> [Task to complete] Please output the records below in full, exactly as given, but without the images.

> [Input records]
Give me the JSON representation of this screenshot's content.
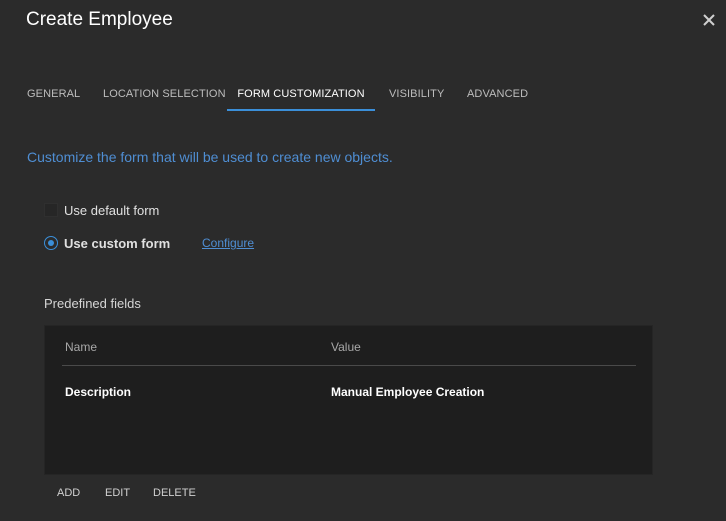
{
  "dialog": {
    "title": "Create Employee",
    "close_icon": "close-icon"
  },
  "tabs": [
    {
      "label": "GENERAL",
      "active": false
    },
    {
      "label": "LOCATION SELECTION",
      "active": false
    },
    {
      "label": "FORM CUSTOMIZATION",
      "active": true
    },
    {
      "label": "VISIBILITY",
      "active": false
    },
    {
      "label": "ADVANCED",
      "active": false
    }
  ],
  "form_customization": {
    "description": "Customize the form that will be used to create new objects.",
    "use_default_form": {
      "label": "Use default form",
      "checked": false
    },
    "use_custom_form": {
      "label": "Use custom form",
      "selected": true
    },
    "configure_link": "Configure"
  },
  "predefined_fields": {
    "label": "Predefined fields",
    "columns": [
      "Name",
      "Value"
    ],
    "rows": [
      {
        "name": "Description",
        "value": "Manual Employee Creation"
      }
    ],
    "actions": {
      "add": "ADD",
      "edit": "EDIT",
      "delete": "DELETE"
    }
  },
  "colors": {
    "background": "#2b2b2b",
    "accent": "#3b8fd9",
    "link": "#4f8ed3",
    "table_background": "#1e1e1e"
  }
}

> [Worked solution]
Give me the JSON representation of this screenshot's content.
{
  "dialog": {
    "title": "Create Employee",
    "close_icon": "close-icon"
  },
  "tabs": [
    {
      "label": "GENERAL",
      "active": false
    },
    {
      "label": "LOCATION SELECTION",
      "active": false
    },
    {
      "label": "FORM CUSTOMIZATION",
      "active": true
    },
    {
      "label": "VISIBILITY",
      "active": false
    },
    {
      "label": "ADVANCED",
      "active": false
    }
  ],
  "form_customization": {
    "description": "Customize the form that will be used to create new objects.",
    "use_default_form": {
      "label": "Use default form",
      "checked": false
    },
    "use_custom_form": {
      "label": "Use custom form",
      "selected": true
    },
    "configure_link": "Configure"
  },
  "predefined_fields": {
    "label": "Predefined fields",
    "columns": [
      "Name",
      "Value"
    ],
    "rows": [
      {
        "name": "Description",
        "value": "Manual Employee Creation"
      }
    ],
    "actions": {
      "add": "ADD",
      "edit": "EDIT",
      "delete": "DELETE"
    }
  },
  "colors": {
    "background": "#2b2b2b",
    "accent": "#3b8fd9",
    "link": "#4f8ed3",
    "table_background": "#1e1e1e"
  }
}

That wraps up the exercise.